In order to build a weapon, a blueprint and the means to manufacture it are required.
As a result, laws have been created to control the widespread use and availability of guns by regulating who can manufacture them. Obtaining a blueprint for an M16 is easily accomplished. Manufacturing one is not.
A similar approach is required for fighting cybercrime — we need to limit the availability of the tools required to carry out attacks.
While physical weapons are difficult to manufacture, cyber attack tools, including malware, exploits, etc., are not. Therefore, we need to try to limit the availability and sharing of blueprints used to build cyber crime weapons. This is not easily done.
Read complete commentary here in the Oct/Nov 2015 Homeland Security Today.
Guy Wertheim is CTO of Comilion and a consultant with McKinsey & Company.
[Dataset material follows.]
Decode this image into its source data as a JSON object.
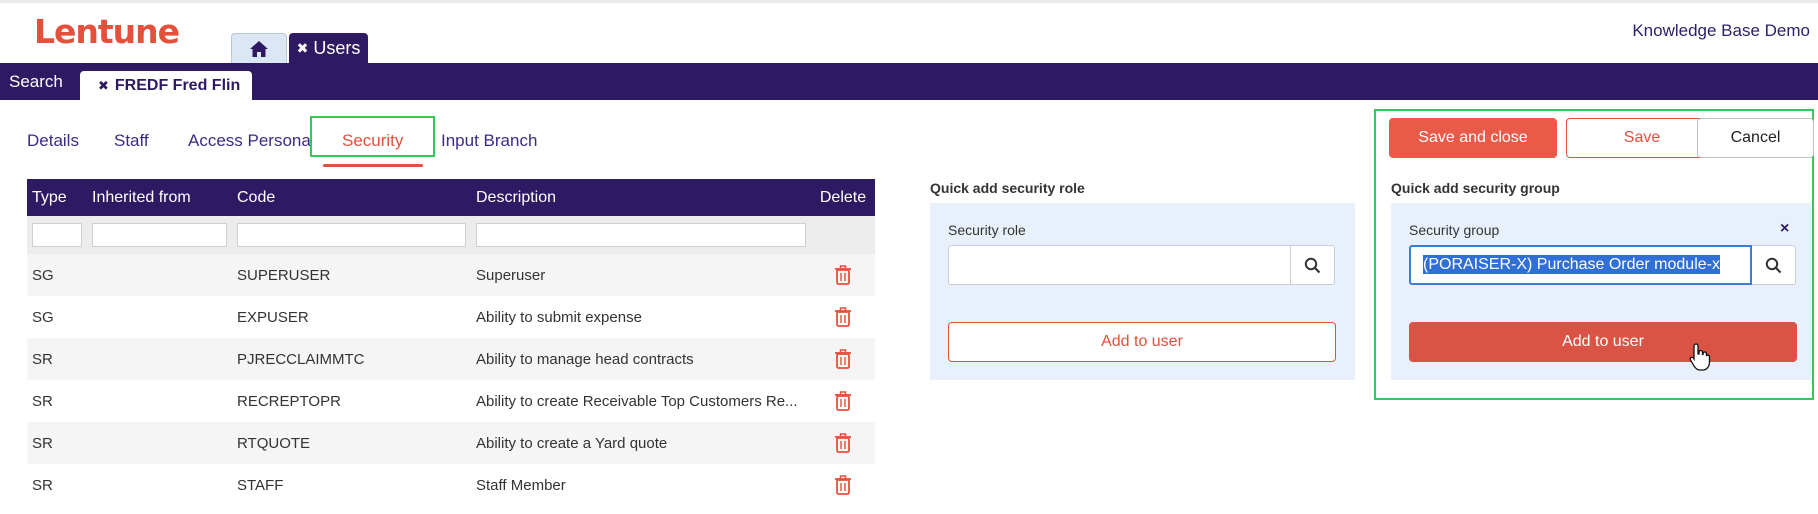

He served several years in the elite intelligence unit of the Israel Defense Forces.